Sea turtle foraging has been widely documented across the globe. However, there are still some regions where foraging descriptions are lacking. Additionally, it remains unknown if intersexual resource partitioning occurs within populations, which may in part be due to difficulty in identifying the sex of individuals, since juvenile turtles lack sexual dimorphism. The hawksbill (Eretmochelys imbricata) sea turtle is known to be a spongivore throughout the Caribbean, yet has been observed foraging on algal, crustacean, and zoanthid prey items. Most such studies have been conducted in the eastern Caribbean, leaving much to be discovered in the western Caribbean, specifically along the eastern coast of Central America. Previous studies have described hawksbill prey item use, yet few describe prey item energy content, and none describe potential intersexual resource partitioning. Some studies have identified prey items by sex of the turtle, but do not further investigate potential resource partitioning. In this dissertation, I used citizen-science data to identify prey items within juvenile hawksbill home ranges, measured energy content as a possible explanation for prey selection, and analyzed prey selection in relation to hawksbill sex in an attempt to understand if resource partitioning occurred in the SBWEMR. I found juvenile hawksbills in the SBWEMR selected the sponge Geodia neptuni and the alga Kallymenia limminghii as prey items within their home ranges. Although both prey items had relatively low average energy content (11 – 17 kJ g-1), energy intake may be compensated by the abundance of G. neptuni. Furthermore, I hypothesize that hawksbills selected K. limminghii to provide essential nutrients that may not be available in G. neptuni. Finally, I was unable to identify any evidence of intersexual resource partitioning, since both G. neptuni and K. liminghii were found equally in juvenile hawksbill diet samples. Although resource partitioning did not appear to be a factor in the success of juvenile SBWEMR hawksbills, partitioning may become important in later life stages, when females require energy and fat stores lost during nesting. Collectively, these studies aid conservation managers in designing strategies to protect hawksbill foraging grounds, and help us understand how juvenile hawksbills select and utilize prey items.
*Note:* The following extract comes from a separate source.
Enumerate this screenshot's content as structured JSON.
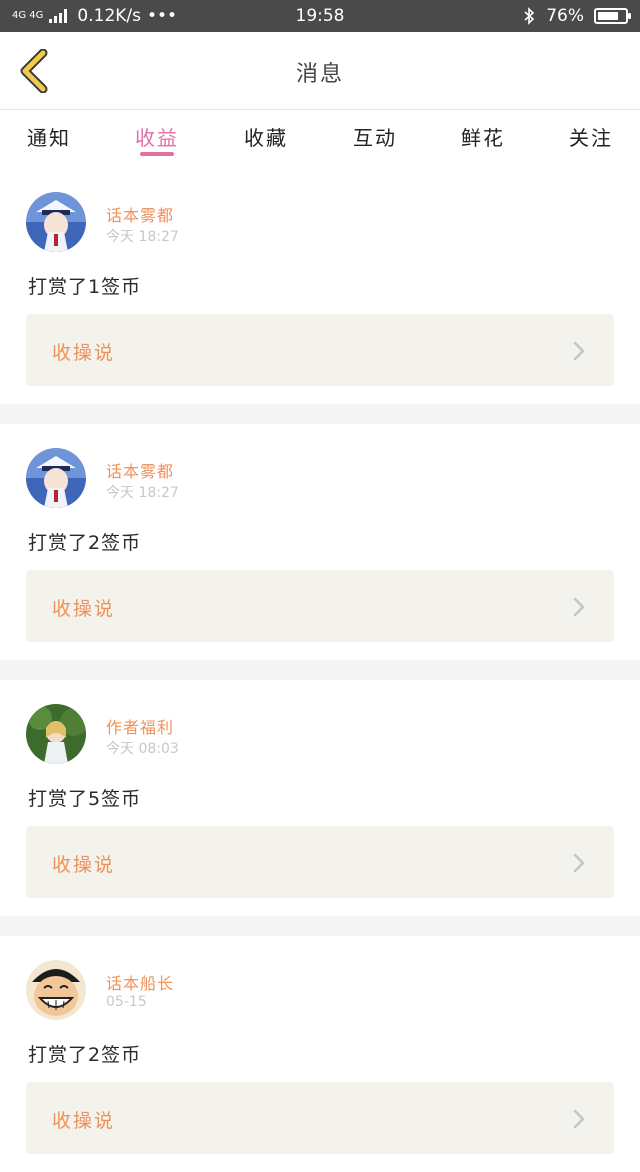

LLU Discipline





School of Medicine

First Advisor

Stephan G. Dunbar

Second Advisor

Ronald Carter

Third Advisor

Bill Hayes

Fourth Advisor

Kevin Nick

Fifth Advisor

Ernest Schwab

Sixth Advisor

Kenneth Wright

Degree Name

Doctor of Philosophy (PhD)

Degree Level


Year Degree Awarded


Date (Title Page)




Library of Congress/MESH Subject Headings

Hawksbill turtle--Caribbean Sea; Animals -- food.



Page Count

xvii, 228 p.

Digital Format


Digital Publisher

Loma Linda University Libraries

Usage Rights

This title appears here courtesy of the author, who has granted Loma Linda University a limited, non-exclusive right to make this publication available to the public. The author retains all other copyrights.


Loma Linda University Electronic Theses and Dissertations

Collection Website



Loma Linda University. Del E. Webb Memorial Library. University Archives